Massachusetts Institute of Technology (US) has its own police force. Three days after the Boston Marathon bombing of April 2013, MIT Police patrol officer Sean Collier was fatally shot by the suspects Dzhokhar and Tamerlan Tsarnaev, setting off a violent manhunt that shut down the campus and much of the Boston metropolitan area for a day. One week later, Collier’s memorial service was attended by more than 10,000 people, in a ceremony hosted by the Massachusetts Institute of Technology (US) community with thousands of police officers from the New England region and Canada. On November 25, 2013, Massachusetts Institute of Technology (US) announced the creation of the Collier Medal, to be awarded annually to “an individual or group that embodies the character and qualities that Officer Collier exhibited as a member of the Massachusetts Institute of Technology (US) community and in all aspects of his life”. The announcement further stated that “Future recipients of the award will include those whose contributions exceed the boundaries of their profession, those who have contributed to building bridges across the community, and those who consistently and selflessly perform acts of kindness”.

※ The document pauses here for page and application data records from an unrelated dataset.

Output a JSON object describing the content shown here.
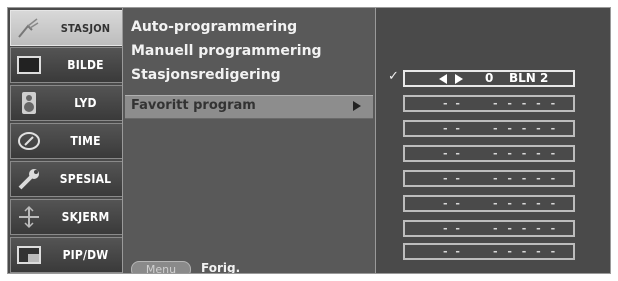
{
  "menu": {
    "items": [
      {
        "label": "STASJON",
        "icon": "antenna-icon",
        "active": true
      },
      {
        "label": "BILDE",
        "icon": "tv-screen-icon",
        "active": false
      },
      {
        "label": "LYD",
        "icon": "speaker-icon",
        "active": false
      },
      {
        "label": "TIME",
        "icon": "clock-icon",
        "active": false
      },
      {
        "label": "SPESIAL",
        "icon": "wrench-icon",
        "active": false
      },
      {
        "label": "SKJERM",
        "icon": "screen-adjust-icon",
        "active": false
      },
      {
        "label": "PIP/DW",
        "icon": "pip-icon",
        "active": false
      }
    ]
  },
  "submenu": {
    "options": [
      "Auto-programmering",
      "Manuell programmering",
      "Stasjonsredigering"
    ],
    "selected": "Favoritt program"
  },
  "footer": {
    "menu_button": "Menu",
    "back_label": "Forig."
  },
  "favorites": {
    "check": "✓",
    "first": {
      "arrows": "◄►",
      "number": "0",
      "name": "BLN 2"
    },
    "empty_number": "- -",
    "empty_name": "- - - - -"
  },
  "colors": {
    "background": "#4a4a4a",
    "panel": "#595959",
    "highlight": "#8d8d8d",
    "active_tab": "#cfcfcf"
  }
}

In September 2017, the school announced the creation of an artificial intelligence research lab called the MIT-IBM Watson AI Lab. IBM will spend $240 million over the next decade, and the lab will be staffed by MIT and IBM scientists. In October 2018 MIT announced that it would open a new Schwarzman College of Computing dedicated to the study of artificial intelligence, named after lead donor and The Blackstone Group CEO Stephen Schwarzman. The focus of the new college is to study not just AI, but interdisciplinary AI education, and how AI can be used in fields as diverse as history and biology. The cost of buildings and new faculty for the new college is expected to be $1 billion upon completion.

The Caltech/MIT Advanced aLIGO (US) was designed and constructed by a team of scientists from California Institute of Technology (US), Massachusetts Institute of Technology (US), and industrial contractors, and funded by the National Science Foundation (US) .

Caltech /MIT Advanced aLigo

It was designed to open the field of gravitational-wave astronomy through the detection of gravitational waves predicted by general relativity. Gravitational waves were detected for the first time by the LIGO detector in 2015. For contributions to the LIGO detector and the observation of gravitational waves, two Caltech physicists, Kip Thorne and Barry Barish, and Massachusetts Institute of Technology (US) physicist Rainer Weiss won the Nobel Prize in physics in 2017. Weiss, who is also an Massachusetts Institute of Technology (US) graduate, designed the laser interferometric technique, which served as the essential blueprint for the LIGO.

The mission of Massachusetts Institute of Technology (US) is to advance knowledge and educate students in science, technology, and other areas of scholarship that will best serve the nation and the world in the twenty-first century. We seek to develop in each member of The Massachusetts Institute of Technology community the ability and passion to work wisely, creatively, and effectively for the betterment of humankind.